Seeking practical information about playing slot machines can be a very frustrating pursuit. It seems as far as the gaming industry is concerned, the less people know about the machines and how they really work, the better.

In light of the total lack of useful information about slot machines coming from the casinos, it’s easy for curious players to become jaded. Allowing slot play to remain veiled in mystery and superstition has served the gaming industry well, so why should anything change?

Even the best books written about slot machines can’t reveal everything simply because much about every individual machine’s play characteristics are the proprietary knowledge of the manufacturers and the casino owners.

A while back while doing some research, I surfed International Game Technology’s Website ( and discovered what is the most valuable, precise and thought-provoking information about slots available to the general public. Best of all, it’s free.

Click “news room” on the home page and go to “press kits” where you’ll see “understanding gaming”. The topics you’ll discover include “Slot Machines: Separating Fact from Fiction”, and “Different Types of Electronic Gaming”,

There’s also this gem, “Introduction to Slots and Video Gaming”, a Pdf download which was compiled by the folks at IGT, one of the world’s leaders in the research and development of slot machines and other services and products for the gaming industry.

The booklet doesn't contain the publicity "puff" info you'd expect to find from a publication of this nature, but rather a substantial compilation of facts and insight. What's more, it's written from a casino insider perspective that gives outsiders a rare glimpse into slot dynamics as seen through the eyes of casino owners.

The ultimate wish for players is access to a machine's so-call par sheets which reveal details about the hold (casino win) percentage, payback percentage, hit frequency, odds against winning the top award and other vital statistics.

All of it is proprietary information to which the gambling public has no access, and while the section in the booklet titled "Slot Math" certainly isn't the mother lode, it just may be closest the average player will ever get to it.

It begins with a definition of terms such as stops, reel cycle, hits per cycle, jackpot odds, hit frequency and pulls/hit (which, incidentally, refers to the "theoretical number of plays between pays"), followed by examples of elementary slot math for three different game formats using equations that "represent the most basic operations only".

For example, if, on a 3-reel slot game the reel cycle (number of possible combinations) is 32,768 and the top award symbol appears twice each on reels one and two and once on reel three, the jackpot should hit once every 8,192 reel spins.

On a 5-reel/15-line video slot with a reel cycle of 62,015,625 where the top award symbol appears once each on lines one, two and four and twice each on reels three and five, the jackpot should theoretically hit once every 15,503,906 reel spins.

Some of the marketing strategies found later in the booklet give average players an idea of the psychology behind slot design, casino floor signage, slot placement and the mix of games.

Overall, it's a great source of information and a must-read for everyone who plays slots.


HORSESHOE: The property teamed up with Chicago Gateway Green to celebrate Earth Day on Tuesday of this week.
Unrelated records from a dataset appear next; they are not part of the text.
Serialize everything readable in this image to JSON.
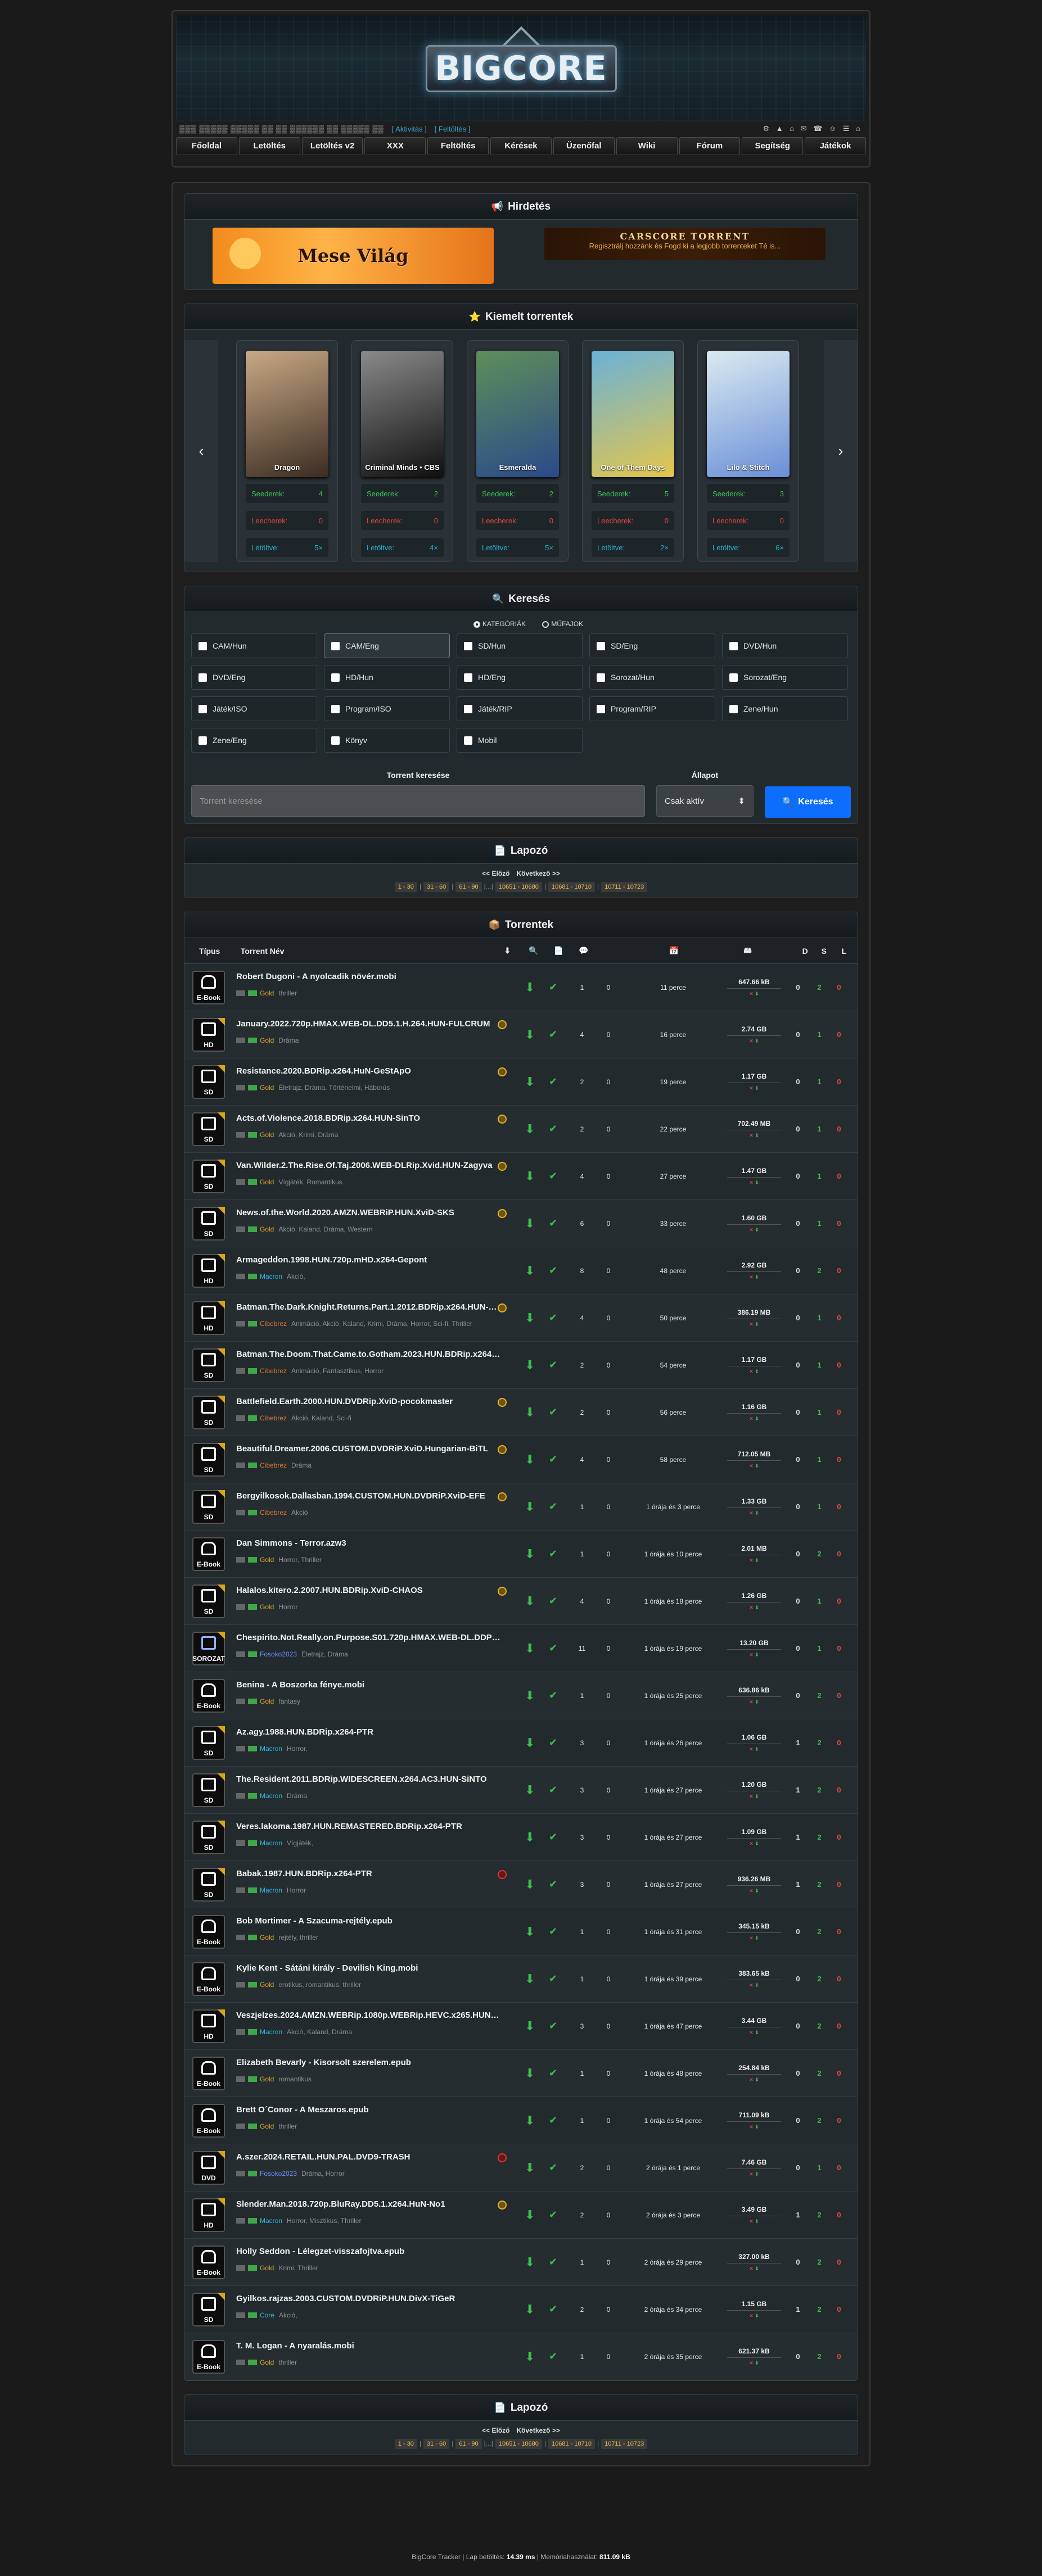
{
  "site": {
    "logo": "BIGCORE",
    "username": "▒▒▒ ▒▒▒▒▒ ▒▒▒▒▒ ▒▒ ▒▒ ▒▒▒▒▒▒ ▒▒ ▒▒▒▒▒ ▒▒",
    "activity_link": "[ Aktivitás ]",
    "topup_link": "[ Feltöltés ]",
    "icons": "⚙ ▲ ⌂ ✉ ☎ ☺ ☰ ⌂"
  },
  "nav": [
    "Főoldal",
    "Letöltés",
    "Letöltés v2",
    "XXX",
    "Feltöltés",
    "Kérések",
    "Üzenőfal",
    "Wiki",
    "Fórum",
    "Segítség",
    "Játékok"
  ],
  "ads": {
    "title": "Hirdetés",
    "ad1": "Mese Világ",
    "ad2_title": "CARSCORE TORRENT",
    "ad2_sub": "Regisztrálj hozzánk és Fogd ki a legjobb torrenteket Té is..."
  },
  "featured": {
    "title": "Kiemelt torrentek",
    "labels": {
      "seed": "Seederek:",
      "leech": "Leecherek:",
      "dl": "Letöltve:"
    },
    "items": [
      {
        "poster": "Dragon",
        "c1": "#c9a985",
        "c2": "#3b2c22",
        "seed": "4",
        "leech": "0",
        "dl": "5×"
      },
      {
        "poster": "Criminal Minds • CBS",
        "c1": "#8a8a8a",
        "c2": "#101010",
        "seed": "2",
        "leech": "0",
        "dl": "4×"
      },
      {
        "poster": "Esmeralda",
        "c1": "#5f8e5a",
        "c2": "#2a4a8a",
        "seed": "2",
        "leech": "0",
        "dl": "5×"
      },
      {
        "poster": "One of Them Days",
        "c1": "#6ab1d9",
        "c2": "#e4c64a",
        "seed": "5",
        "leech": "0",
        "dl": "2×"
      },
      {
        "poster": "Lilo & Stitch",
        "c1": "#dbeaf0",
        "c2": "#6a8fd8",
        "seed": "3",
        "leech": "0",
        "dl": "6×"
      }
    ]
  },
  "search": {
    "title": "Keresés",
    "radio1": "KATEGÓRIÁK",
    "radio2": "MŰFAJOK",
    "categories": [
      "CAM/Hun",
      "CAM/Eng",
      "SD/Hun",
      "SD/Eng",
      "DVD/Hun",
      "DVD/Eng",
      "HD/Hun",
      "HD/Eng",
      "Sorozat/Hun",
      "Sorozat/Eng",
      "Játék/ISO",
      "Program/ISO",
      "Játék/RIP",
      "Program/RIP",
      "Zene/Hun",
      "Zene/Eng",
      "Könyv",
      "Mobil"
    ],
    "query_label": "Torrent keresése",
    "query_placeholder": "Torrent keresése",
    "state_label": "Állapot",
    "state_value": "Csak aktív",
    "button": "Keresés"
  },
  "pager": {
    "title": "Lapozó",
    "prev": "<< Előző",
    "next": "Következő >>",
    "pages": [
      "1 - 30",
      "31 - 60",
      "61 - 90",
      "...",
      "10651 - 10680",
      "10681 - 10710",
      "10711 - 10723"
    ]
  },
  "torrents": {
    "title": "Torrentek",
    "col_type": "Típus",
    "col_name": "Torrent Név",
    "col_d": "D",
    "col_s": "S",
    "col_l": "L",
    "rows": [
      {
        "cat": "E-Book",
        "name": "Robert Dugoni - A nyolcadik növér.mobi",
        "uploader": "Gold",
        "uc": "u-gold",
        "genre": "thriller",
        "badge": "",
        "c": "1",
        "m": "0",
        "time": "11 perce",
        "size": "647.66 kB",
        "d": "0",
        "s": "2",
        "l": "0"
      },
      {
        "cat": "HD",
        "name": "January.2022.720p.HMAX.WEB-DL.DD5.1.H.264.HUN-FULCRUM",
        "uploader": "Gold",
        "uc": "u-gold",
        "genre": "Dráma",
        "badge": "y",
        "c": "4",
        "m": "0",
        "time": "16 perce",
        "size": "2.74 GB",
        "d": "0",
        "s": "1",
        "l": "0"
      },
      {
        "cat": "SD",
        "name": "Resistance.2020.BDRip.x264.HuN-GeStApO",
        "uploader": "Gold",
        "uc": "u-gold",
        "genre": "Életrajz, Dráma, Történelmi, Háborús",
        "badge": "y",
        "c": "2",
        "m": "0",
        "time": "19 perce",
        "size": "1.17 GB",
        "d": "0",
        "s": "1",
        "l": "0"
      },
      {
        "cat": "SD",
        "name": "Acts.of.Violence.2018.BDRip.x264.HUN-SinTO",
        "uploader": "Gold",
        "uc": "u-gold",
        "genre": "Akció, Krimi, Dráma",
        "badge": "y",
        "c": "2",
        "m": "0",
        "time": "22 perce",
        "size": "702.49 MB",
        "d": "0",
        "s": "1",
        "l": "0"
      },
      {
        "cat": "SD",
        "name": "Van.Wilder.2.The.Rise.Of.Taj.2006.WEB-DLRip.Xvid.HUN-Zagyva",
        "uploader": "Gold",
        "uc": "u-gold",
        "genre": "Vígjáték, Romantikus",
        "badge": "y",
        "c": "4",
        "m": "0",
        "time": "27 perce",
        "size": "1.47 GB",
        "d": "0",
        "s": "1",
        "l": "0"
      },
      {
        "cat": "SD",
        "name": "News.of.the.World.2020.AMZN.WEBRiP.HUN.XviD-SKS",
        "uploader": "Gold",
        "uc": "u-gold",
        "genre": "Akció, Kaland, Dráma, Western",
        "badge": "y",
        "c": "6",
        "m": "0",
        "time": "33 perce",
        "size": "1.60 GB",
        "d": "0",
        "s": "1",
        "l": "0"
      },
      {
        "cat": "HD",
        "name": "Armageddon.1998.HUN.720p.mHD.x264-Gepont",
        "uploader": "Macron",
        "uc": "u-mac",
        "genre": "Akció,",
        "badge": "",
        "c": "8",
        "m": "0",
        "time": "48 perce",
        "size": "2.92 GB",
        "d": "0",
        "s": "2",
        "l": "0"
      },
      {
        "cat": "HD",
        "name": "Batman.The.Dark.Knight.Returns.Part.1.2012.BDRip.x264.HUN-PROD",
        "uploader": "Cibebrez",
        "uc": "u-cib",
        "genre": "Animáció, Akció, Kaland, Krimi, Dráma, Horror, Sci-fi, Thriller",
        "badge": "y",
        "c": "4",
        "m": "0",
        "time": "50 perce",
        "size": "386.19 MB",
        "d": "0",
        "s": "1",
        "l": "0"
      },
      {
        "cat": "SD",
        "name": "Batman.The.Doom.That.Came.to.Gotham.2023.HUN.BDRip.x264-PROD",
        "uploader": "Cibebrez",
        "uc": "u-cib",
        "genre": "Animáció, Fantasztikus, Horror",
        "badge": "",
        "c": "2",
        "m": "0",
        "time": "54 perce",
        "size": "1.17 GB",
        "d": "0",
        "s": "1",
        "l": "0"
      },
      {
        "cat": "SD",
        "name": "Battlefield.Earth.2000.HUN.DVDRip.XviD-pocokmaster",
        "uploader": "Cibebrez",
        "uc": "u-cib",
        "genre": "Akció, Kaland, Sci-fi",
        "badge": "y",
        "c": "2",
        "m": "0",
        "time": "56 perce",
        "size": "1.16 GB",
        "d": "0",
        "s": "1",
        "l": "0"
      },
      {
        "cat": "SD",
        "name": "Beautiful.Dreamer.2006.CUSTOM.DVDRiP.XviD.Hungarian-BiTL",
        "uploader": "Cibebrez",
        "uc": "u-cib",
        "genre": "Dráma",
        "badge": "y",
        "c": "4",
        "m": "0",
        "time": "58 perce",
        "size": "712.05 MB",
        "d": "0",
        "s": "1",
        "l": "0"
      },
      {
        "cat": "SD",
        "name": "Bergyilkosok.Dallasban.1994.CUSTOM.HUN.DVDRiP.XviD-EFE",
        "uploader": "Cibebrez",
        "uc": "u-cib",
        "genre": "Akció",
        "badge": "y",
        "c": "1",
        "m": "0",
        "time": "1 órája és 3 perce",
        "size": "1.33 GB",
        "d": "0",
        "s": "1",
        "l": "0"
      },
      {
        "cat": "E-Book",
        "name": "Dan Simmons - Terror.azw3",
        "uploader": "Gold",
        "uc": "u-gold",
        "genre": "Horror, Thriller",
        "badge": "",
        "c": "1",
        "m": "0",
        "time": "1 órája és 10 perce",
        "size": "2.01 MB",
        "d": "0",
        "s": "2",
        "l": "0"
      },
      {
        "cat": "SD",
        "name": "Halalos.kitero.2.2007.HUN.BDRip.XviD-CHAOS",
        "uploader": "Gold",
        "uc": "u-gold",
        "genre": "Horror",
        "badge": "y",
        "c": "4",
        "m": "0",
        "time": "1 órája és 18 perce",
        "size": "1.26 GB",
        "d": "0",
        "s": "1",
        "l": "0"
      },
      {
        "cat": "SOROZAT",
        "name": "Chespirito.Not.Really.on.Purpose.S01.720p.HMAX.WEB-DL.DDP5.1",
        "uploader": "Fosoko2023",
        "uc": "u-fel",
        "genre": "Életrajz, Dráma",
        "badge": "",
        "c": "11",
        "m": "0",
        "time": "1 órája és 19 perce",
        "size": "13.20 GB",
        "d": "0",
        "s": "1",
        "l": "0"
      },
      {
        "cat": "E-Book",
        "name": "Benina - A Boszorka fénye.mobi",
        "uploader": "Gold",
        "uc": "u-gold",
        "genre": "fantasy",
        "badge": "",
        "c": "1",
        "m": "0",
        "time": "1 órája és 25 perce",
        "size": "636.86 kB",
        "d": "0",
        "s": "2",
        "l": "0"
      },
      {
        "cat": "SD",
        "name": "Az.agy.1988.HUN.BDRip.x264-PTR",
        "uploader": "Macron",
        "uc": "u-mac",
        "genre": "Horror,",
        "badge": "",
        "c": "3",
        "m": "0",
        "time": "1 órája és 26 perce",
        "size": "1.06 GB",
        "d": "1",
        "s": "2",
        "l": "0"
      },
      {
        "cat": "SD",
        "name": "The.Resident.2011.BDRip.WIDESCREEN.x264.AC3.HUN-SiNTO",
        "uploader": "Macron",
        "uc": "u-mac",
        "genre": "Dráma",
        "badge": "",
        "c": "3",
        "m": "0",
        "time": "1 órája és 27 perce",
        "size": "1.20 GB",
        "d": "1",
        "s": "2",
        "l": "0"
      },
      {
        "cat": "SD",
        "name": "Veres.lakoma.1987.HUN.REMASTERED.BDRip.x264-PTR",
        "uploader": "Macron",
        "uc": "u-mac",
        "genre": "Vígjáték,",
        "badge": "",
        "c": "3",
        "m": "0",
        "time": "1 órája és 27 perce",
        "size": "1.09 GB",
        "d": "1",
        "s": "2",
        "l": "0"
      },
      {
        "cat": "SD",
        "name": "Babak.1987.HUN.BDRip.x264-PTR",
        "uploader": "Macron",
        "uc": "u-mac",
        "genre": "Horror",
        "badge": "r",
        "c": "3",
        "m": "0",
        "time": "1 órája és 27 perce",
        "size": "936.26 MB",
        "d": "1",
        "s": "2",
        "l": "0"
      },
      {
        "cat": "E-Book",
        "name": "Bob Mortimer - A Szacuma-rejtély.epub",
        "uploader": "Gold",
        "uc": "u-gold",
        "genre": "rejtély, thriller",
        "badge": "",
        "c": "1",
        "m": "0",
        "time": "1 órája és 31 perce",
        "size": "345.15 kB",
        "d": "0",
        "s": "2",
        "l": "0"
      },
      {
        "cat": "E-Book",
        "name": "Kylie Kent - Sátáni király - Devilish King.mobi",
        "uploader": "Gold",
        "uc": "u-gold",
        "genre": "erotikus, romantikus, thriller",
        "badge": "",
        "c": "1",
        "m": "0",
        "time": "1 órája és 39 perce",
        "size": "383.65 kB",
        "d": "0",
        "s": "2",
        "l": "0"
      },
      {
        "cat": "HD",
        "name": "Veszjelzes.2024.AMZN.WEBRip.1080p.WEBRip.HEVC.x265.HUN-GS88",
        "uploader": "Macron",
        "uc": "u-mac",
        "genre": "Akció, Kaland, Dráma",
        "badge": "",
        "c": "3",
        "m": "0",
        "time": "1 órája és 47 perce",
        "size": "3.44 GB",
        "d": "0",
        "s": "2",
        "l": "0"
      },
      {
        "cat": "E-Book",
        "name": "Elizabeth Bevarly - Kisorsolt szerelem.epub",
        "uploader": "Gold",
        "uc": "u-gold",
        "genre": "romantikus",
        "badge": "",
        "c": "1",
        "m": "0",
        "time": "1 órája és 48 perce",
        "size": "254.84 kB",
        "d": "0",
        "s": "2",
        "l": "0"
      },
      {
        "cat": "E-Book",
        "name": "Brett O´Conor - A Meszaros.epub",
        "uploader": "Gold",
        "uc": "u-gold",
        "genre": "thriller",
        "badge": "",
        "c": "1",
        "m": "0",
        "time": "1 órája és 54 perce",
        "size": "711.09 kB",
        "d": "0",
        "s": "2",
        "l": "0"
      },
      {
        "cat": "DVD",
        "name": "A.szer.2024.RETAIL.HUN.PAL.DVD9-TRASH",
        "uploader": "Fosoko2023",
        "uc": "u-fel",
        "genre": "Dráma, Horror",
        "badge": "r",
        "c": "2",
        "m": "0",
        "time": "2 órája és 1 perce",
        "size": "7.46 GB",
        "d": "0",
        "s": "1",
        "l": "0"
      },
      {
        "cat": "HD",
        "name": "Slender.Man.2018.720p.BluRay.DD5.1.x264.HuN-No1",
        "uploader": "Macron",
        "uc": "u-mac",
        "genre": "Horror, Misztikus, Thriller",
        "badge": "y",
        "c": "2",
        "m": "0",
        "time": "2 órája és 3 perce",
        "size": "3.49 GB",
        "d": "1",
        "s": "2",
        "l": "0"
      },
      {
        "cat": "E-Book",
        "name": "Holly Seddon - Lélegzet-visszafojtva.epub",
        "uploader": "Gold",
        "uc": "u-gold",
        "genre": "Krimi, Thriller",
        "badge": "",
        "c": "1",
        "m": "0",
        "time": "2 órája és 29 perce",
        "size": "327.00 kB",
        "d": "0",
        "s": "2",
        "l": "0"
      },
      {
        "cat": "SD",
        "name": "Gyilkos.rajzas.2003.CUSTOM.DVDRiP.HUN.DivX-TiGeR",
        "uploader": "Core",
        "uc": "u-core",
        "genre": "Akció,",
        "badge": "",
        "c": "2",
        "m": "0",
        "time": "2 órája és 34 perce",
        "size": "1.15 GB",
        "d": "1",
        "s": "2",
        "l": "0"
      },
      {
        "cat": "E-Book",
        "name": "T. M. Logan - A nyaralás.mobi",
        "uploader": "Gold",
        "uc": "u-gold",
        "genre": "thriller",
        "badge": "",
        "c": "1",
        "m": "0",
        "time": "2 órája és 35 perce",
        "size": "621.37 kB",
        "d": "0",
        "s": "2",
        "l": "0"
      }
    ]
  },
  "footer": {
    "prefix": "BigCore Tracker | Lap betöltés: ",
    "load": "14.39 ms",
    "mid": " | Memóriahasználat: ",
    "mem": "811.09 kB"
  }
}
At 8:00 p.m. a “lights out” ceremony was held which included turning off the 7,500 light bulbs which make up the famous Horseshoe marquee, mentioned in the Guinness Book of World Records as the largest free-standing structure in the state of Indiana.

Throughout April, the Shoe has been collecting donations from guests to support Chicago gateway Green, a non-profit organization dedicated to greening and beautifying Chicago’s expressways, gateways and neighborhoods. The casino will match donations up to $5,000 to help plant trees in the Chicago area.

Eloise writes about food and entertainment for The Times, subjects she has covered for over two decades in and around the Region. She was the youngest of eight children in a Chicago household filled with fantastic cooks and artists.